* SUPPLIED DATA:
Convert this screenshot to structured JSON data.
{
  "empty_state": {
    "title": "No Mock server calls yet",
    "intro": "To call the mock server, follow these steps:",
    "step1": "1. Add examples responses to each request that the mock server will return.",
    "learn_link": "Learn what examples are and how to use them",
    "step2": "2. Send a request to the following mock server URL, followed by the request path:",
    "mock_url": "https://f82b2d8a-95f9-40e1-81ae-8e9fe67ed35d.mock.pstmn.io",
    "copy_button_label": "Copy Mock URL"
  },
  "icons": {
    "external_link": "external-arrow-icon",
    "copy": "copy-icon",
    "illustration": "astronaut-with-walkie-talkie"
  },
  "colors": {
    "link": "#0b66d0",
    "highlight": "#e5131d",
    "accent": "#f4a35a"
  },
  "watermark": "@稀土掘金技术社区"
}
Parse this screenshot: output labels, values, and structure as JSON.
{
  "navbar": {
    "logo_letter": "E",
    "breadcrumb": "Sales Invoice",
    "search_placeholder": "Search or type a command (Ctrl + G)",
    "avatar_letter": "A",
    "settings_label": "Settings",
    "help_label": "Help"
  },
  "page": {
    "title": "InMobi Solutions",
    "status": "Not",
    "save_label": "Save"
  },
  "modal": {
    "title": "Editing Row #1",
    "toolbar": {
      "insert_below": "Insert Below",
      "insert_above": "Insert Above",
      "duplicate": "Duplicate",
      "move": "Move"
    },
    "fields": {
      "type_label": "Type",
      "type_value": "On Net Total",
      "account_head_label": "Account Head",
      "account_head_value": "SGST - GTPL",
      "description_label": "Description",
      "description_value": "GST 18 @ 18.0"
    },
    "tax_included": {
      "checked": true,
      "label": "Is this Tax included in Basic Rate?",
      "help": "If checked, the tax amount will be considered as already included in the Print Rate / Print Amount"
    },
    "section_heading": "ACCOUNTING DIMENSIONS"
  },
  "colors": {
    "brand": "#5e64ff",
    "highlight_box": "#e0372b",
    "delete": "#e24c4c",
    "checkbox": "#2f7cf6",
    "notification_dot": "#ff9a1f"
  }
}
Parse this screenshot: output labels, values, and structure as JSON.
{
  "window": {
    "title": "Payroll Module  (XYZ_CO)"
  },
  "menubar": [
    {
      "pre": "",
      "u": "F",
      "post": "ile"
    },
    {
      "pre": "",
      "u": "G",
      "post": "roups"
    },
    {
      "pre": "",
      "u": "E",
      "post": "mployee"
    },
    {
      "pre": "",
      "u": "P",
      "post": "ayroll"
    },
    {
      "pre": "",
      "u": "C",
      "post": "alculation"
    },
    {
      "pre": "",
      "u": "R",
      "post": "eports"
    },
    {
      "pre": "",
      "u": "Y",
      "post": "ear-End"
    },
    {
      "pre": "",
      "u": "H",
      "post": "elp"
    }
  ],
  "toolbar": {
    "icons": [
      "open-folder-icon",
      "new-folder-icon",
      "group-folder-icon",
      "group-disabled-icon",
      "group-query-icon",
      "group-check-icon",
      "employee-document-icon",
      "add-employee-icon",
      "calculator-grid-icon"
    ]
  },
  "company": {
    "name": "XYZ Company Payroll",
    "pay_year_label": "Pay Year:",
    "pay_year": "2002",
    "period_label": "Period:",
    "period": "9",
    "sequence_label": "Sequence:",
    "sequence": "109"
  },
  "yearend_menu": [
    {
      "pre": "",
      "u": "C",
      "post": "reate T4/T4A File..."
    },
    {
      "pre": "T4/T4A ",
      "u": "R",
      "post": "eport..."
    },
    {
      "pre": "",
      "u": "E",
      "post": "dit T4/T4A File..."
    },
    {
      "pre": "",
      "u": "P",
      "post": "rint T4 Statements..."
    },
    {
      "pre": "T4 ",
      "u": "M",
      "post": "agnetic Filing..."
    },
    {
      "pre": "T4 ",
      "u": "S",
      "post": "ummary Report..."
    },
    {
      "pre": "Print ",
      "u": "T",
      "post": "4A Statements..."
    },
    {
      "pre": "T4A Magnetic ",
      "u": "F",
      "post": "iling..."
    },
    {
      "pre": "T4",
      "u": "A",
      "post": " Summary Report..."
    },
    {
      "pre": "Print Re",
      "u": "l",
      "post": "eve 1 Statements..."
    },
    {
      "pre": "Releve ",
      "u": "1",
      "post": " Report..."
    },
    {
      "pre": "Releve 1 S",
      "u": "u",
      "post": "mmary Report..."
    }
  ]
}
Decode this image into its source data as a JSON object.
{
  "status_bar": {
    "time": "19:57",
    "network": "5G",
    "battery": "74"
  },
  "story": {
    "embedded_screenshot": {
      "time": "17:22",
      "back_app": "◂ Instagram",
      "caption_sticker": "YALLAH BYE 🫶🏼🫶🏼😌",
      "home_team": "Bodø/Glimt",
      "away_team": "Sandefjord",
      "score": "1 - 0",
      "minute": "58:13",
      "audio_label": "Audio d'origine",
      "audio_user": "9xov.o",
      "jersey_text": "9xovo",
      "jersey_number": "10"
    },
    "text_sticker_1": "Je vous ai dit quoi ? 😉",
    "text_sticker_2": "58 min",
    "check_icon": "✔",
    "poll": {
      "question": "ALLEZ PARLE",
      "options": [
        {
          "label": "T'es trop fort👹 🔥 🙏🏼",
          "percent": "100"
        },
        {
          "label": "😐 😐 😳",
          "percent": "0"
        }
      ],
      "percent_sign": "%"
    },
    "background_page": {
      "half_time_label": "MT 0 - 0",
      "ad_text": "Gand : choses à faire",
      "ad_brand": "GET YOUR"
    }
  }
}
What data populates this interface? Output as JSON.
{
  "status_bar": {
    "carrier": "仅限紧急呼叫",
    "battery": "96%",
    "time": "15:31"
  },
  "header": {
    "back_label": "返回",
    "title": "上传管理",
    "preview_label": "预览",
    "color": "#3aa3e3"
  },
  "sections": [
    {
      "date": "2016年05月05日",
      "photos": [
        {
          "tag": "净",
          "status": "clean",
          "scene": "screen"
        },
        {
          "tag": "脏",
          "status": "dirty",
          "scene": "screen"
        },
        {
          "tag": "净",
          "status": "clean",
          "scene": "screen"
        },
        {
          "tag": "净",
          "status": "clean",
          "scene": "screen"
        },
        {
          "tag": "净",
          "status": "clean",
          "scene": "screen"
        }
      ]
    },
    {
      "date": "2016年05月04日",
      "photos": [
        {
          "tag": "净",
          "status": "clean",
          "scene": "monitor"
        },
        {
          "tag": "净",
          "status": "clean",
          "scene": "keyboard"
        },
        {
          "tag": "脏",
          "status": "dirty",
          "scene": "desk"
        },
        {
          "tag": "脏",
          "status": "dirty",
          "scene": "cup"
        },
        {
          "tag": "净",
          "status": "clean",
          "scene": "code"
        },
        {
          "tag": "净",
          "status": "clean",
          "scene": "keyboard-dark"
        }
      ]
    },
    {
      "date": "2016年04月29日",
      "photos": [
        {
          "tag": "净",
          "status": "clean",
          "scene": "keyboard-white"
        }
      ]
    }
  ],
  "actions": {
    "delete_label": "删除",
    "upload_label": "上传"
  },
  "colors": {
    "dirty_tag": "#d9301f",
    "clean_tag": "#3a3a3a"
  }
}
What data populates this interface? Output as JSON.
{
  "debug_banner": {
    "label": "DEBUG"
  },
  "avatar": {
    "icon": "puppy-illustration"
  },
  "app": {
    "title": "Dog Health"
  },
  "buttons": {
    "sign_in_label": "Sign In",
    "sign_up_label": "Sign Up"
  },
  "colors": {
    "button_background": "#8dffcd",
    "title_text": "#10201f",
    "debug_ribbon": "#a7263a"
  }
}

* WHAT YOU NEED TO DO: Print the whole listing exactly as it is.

* RESULT OF THIS EXERCISE:
Convert this screenshot to structured JSON data.
{
  "empty_state": {
    "title": "No Mock server calls yet",
    "intro": "To call the mock server, follow these steps:",
    "step1": "1. Add examples responses to each request that the mock server will return.",
    "learn_link": "Learn what examples are and how to use them",
    "step2": "2. Send a request to the following mock server URL, followed by the request path:",
    "mock_url": "https://f82b2d8a-95f9-40e1-81ae-8e9fe67ed35d.mock.pstmn.io",
    "copy_button_label": "Copy Mock URL"
  },
  "icons": {
    "external_link": "external-arrow-icon",
    "copy": "copy-icon",
    "illustration": "astronaut-with-walkie-talkie"
  },
  "colors": {
    "link": "#0b66d0",
    "highlight": "#e5131d",
    "accent": "#f4a35a"
  },
  "watermark": "@稀土掘金技术社区"
}
Parse this screenshot: output labels, values, and structure as JSON.
{
  "navbar": {
    "logo_letter": "E",
    "breadcrumb": "Sales Invoice",
    "search_placeholder": "Search or type a command (Ctrl + G)",
    "avatar_letter": "A",
    "settings_label": "Settings",
    "help_label": "Help"
  },
  "page": {
    "title": "InMobi Solutions",
    "status": "Not",
    "save_label": "Save"
  },
  "modal": {
    "title": "Editing Row #1",
    "toolbar": {
      "insert_below": "Insert Below",
      "insert_above": "Insert Above",
      "duplicate": "Duplicate",
      "move": "Move"
    },
    "fields": {
      "type_label": "Type",
      "type_value": "On Net Total",
      "account_head_label": "Account Head",
      "account_head_value": "SGST - GTPL",
      "description_label": "Description",
      "description_value": "GST 18 @ 18.0"
    },
    "tax_included": {
      "checked": true,
      "label": "Is this Tax included in Basic Rate?",
      "help": "If checked, the tax amount will be considered as already included in the Print Rate / Print Amount"
    },
    "section_heading": "ACCOUNTING DIMENSIONS"
  },
  "colors": {
    "brand": "#5e64ff",
    "highlight_box": "#e0372b",
    "delete": "#e24c4c",
    "checkbox": "#2f7cf6",
    "notification_dot": "#ff9a1f"
  }
}
Parse this screenshot: output labels, values, and structure as JSON.
{
  "window": {
    "title": "Payroll Module  (XYZ_CO)"
  },
  "menubar": [
    {
      "pre": "",
      "u": "F",
      "post": "ile"
    },
    {
      "pre": "",
      "u": "G",
      "post": "roups"
    },
    {
      "pre": "",
      "u": "E",
      "post": "mployee"
    },
    {
      "pre": "",
      "u": "P",
      "post": "ayroll"
    },
    {
      "pre": "",
      "u": "C",
      "post": "alculation"
    },
    {
      "pre": "",
      "u": "R",
      "post": "eports"
    },
    {
      "pre": "",
      "u": "Y",
      "post": "ear-End"
    },
    {
      "pre": "",
      "u": "H",
      "post": "elp"
    }
  ],
  "toolbar": {
    "icons": [
      "open-folder-icon",
      "new-folder-icon",
      "group-folder-icon",
      "group-disabled-icon",
      "group-query-icon",
      "group-check-icon",
      "employee-document-icon",
      "add-employee-icon",
      "calculator-grid-icon"
    ]
  },
  "company": {
    "name": "XYZ Company Payroll",
    "pay_year_label": "Pay Year:",
    "pay_year": "2002",
    "period_label": "Period:",
    "period": "9",
    "sequence_label": "Sequence:",
    "sequence": "109"
  },
  "yearend_menu": [
    {
      "pre": "",
      "u": "C",
      "post": "reate T4/T4A File..."
    },
    {
      "pre": "T4/T4A ",
      "u": "R",
      "post": "eport..."
    },
    {
      "pre": "",
      "u": "E",
      "post": "dit T4/T4A File..."
    },
    {
      "pre": "",
      "u": "P",
      "post": "rint T4 Statements..."
    },
    {
      "pre": "T4 ",
      "u": "M",
      "post": "agnetic Filing..."
    },
    {
      "pre": "T4 ",
      "u": "S",
      "post": "ummary Report..."
    },
    {
      "pre": "Print ",
      "u": "T",
      "post": "4A Statements..."
    },
    {
      "pre": "T4A Magnetic ",
      "u": "F",
      "post": "iling..."
    },
    {
      "pre": "T4",
      "u": "A",
      "post": " Summary Report..."
    },
    {
      "pre": "Print Re",
      "u": "l",
      "post": "eve 1 Statements..."
    },
    {
      "pre": "Releve ",
      "u": "1",
      "post": " Report..."
    },
    {
      "pre": "Releve 1 S",
      "u": "u",
      "post": "mmary Report..."
    }
  ]
}
Decode this image into its source data as a JSON object.
{
  "status_bar": {
    "time": "19:57",
    "network": "5G",
    "battery": "74"
  },
  "story": {
    "embedded_screenshot": {
      "time": "17:22",
      "back_app": "◂ Instagram",
      "caption_sticker": "YALLAH BYE 🫶🏼🫶🏼😌",
      "home_team": "Bodø/Glimt",
      "away_team": "Sandefjord",
      "score": "1 - 0",
      "minute": "58:13",
      "audio_label": "Audio d'origine",
      "audio_user": "9xov.o",
      "jersey_text": "9xovo",
      "jersey_number": "10"
    },
    "text_sticker_1": "Je vous ai dit quoi ? 😉",
    "text_sticker_2": "58 min",
    "check_icon": "✔",
    "poll": {
      "question": "ALLEZ PARLE",
      "options": [
        {
          "label": "T'es trop fort👹 🔥 🙏🏼",
          "percent": "100"
        },
        {
          "label": "😐 😐 😳",
          "percent": "0"
        }
      ],
      "percent_sign": "%"
    },
    "background_page": {
      "half_time_label": "MT 0 - 0",
      "ad_text": "Gand : choses à faire",
      "ad_brand": "GET YOUR"
    }
  }
}
What data populates this interface? Output as JSON.
{
  "status_bar": {
    "carrier": "仅限紧急呼叫",
    "battery": "96%",
    "time": "15:31"
  },
  "header": {
    "back_label": "返回",
    "title": "上传管理",
    "preview_label": "预览",
    "color": "#3aa3e3"
  },
  "sections": [
    {
      "date": "2016年05月05日",
      "photos": [
        {
          "tag": "净",
          "status": "clean",
          "scene": "screen"
        },
        {
          "tag": "脏",
          "status": "dirty",
          "scene": "screen"
        },
        {
          "tag": "净",
          "status": "clean",
          "scene": "screen"
        },
        {
          "tag": "净",
          "status": "clean",
          "scene": "screen"
        },
        {
          "tag": "净",
          "status": "clean",
          "scene": "screen"
        }
      ]
    },
    {
      "date": "2016年05月04日",
      "photos": [
        {
          "tag": "净",
          "status": "clean",
          "scene": "monitor"
        },
        {
          "tag": "净",
          "status": "clean",
          "scene": "keyboard"
        },
        {
          "tag": "脏",
          "status": "dirty",
          "scene": "desk"
        },
        {
          "tag": "脏",
          "status": "dirty",
          "scene": "cup"
        },
        {
          "tag": "净",
          "status": "clean",
          "scene": "code"
        },
        {
          "tag": "净",
          "status": "clean",
          "scene": "keyboard-dark"
        }
      ]
    },
    {
      "date": "2016年04月29日",
      "photos": [
        {
          "tag": "净",
          "status": "clean",
          "scene": "keyboard-white"
        }
      ]
    }
  ],
  "actions": {
    "delete_label": "删除",
    "upload_label": "上传"
  },
  "colors": {
    "dirty_tag": "#d9301f",
    "clean_tag": "#3a3a3a"
  }
}
What data populates this interface? Output as JSON.
{
  "debug_banner": {
    "label": "DEBUG"
  },
  "avatar": {
    "icon": "puppy-illustration"
  },
  "app": {
    "title": "Dog Health"
  },
  "buttons": {
    "sign_in_label": "Sign In",
    "sign_up_label": "Sign Up"
  },
  "colors": {
    "button_background": "#8dffcd",
    "title_text": "#10201f",
    "debug_ribbon": "#a7263a"
  }
}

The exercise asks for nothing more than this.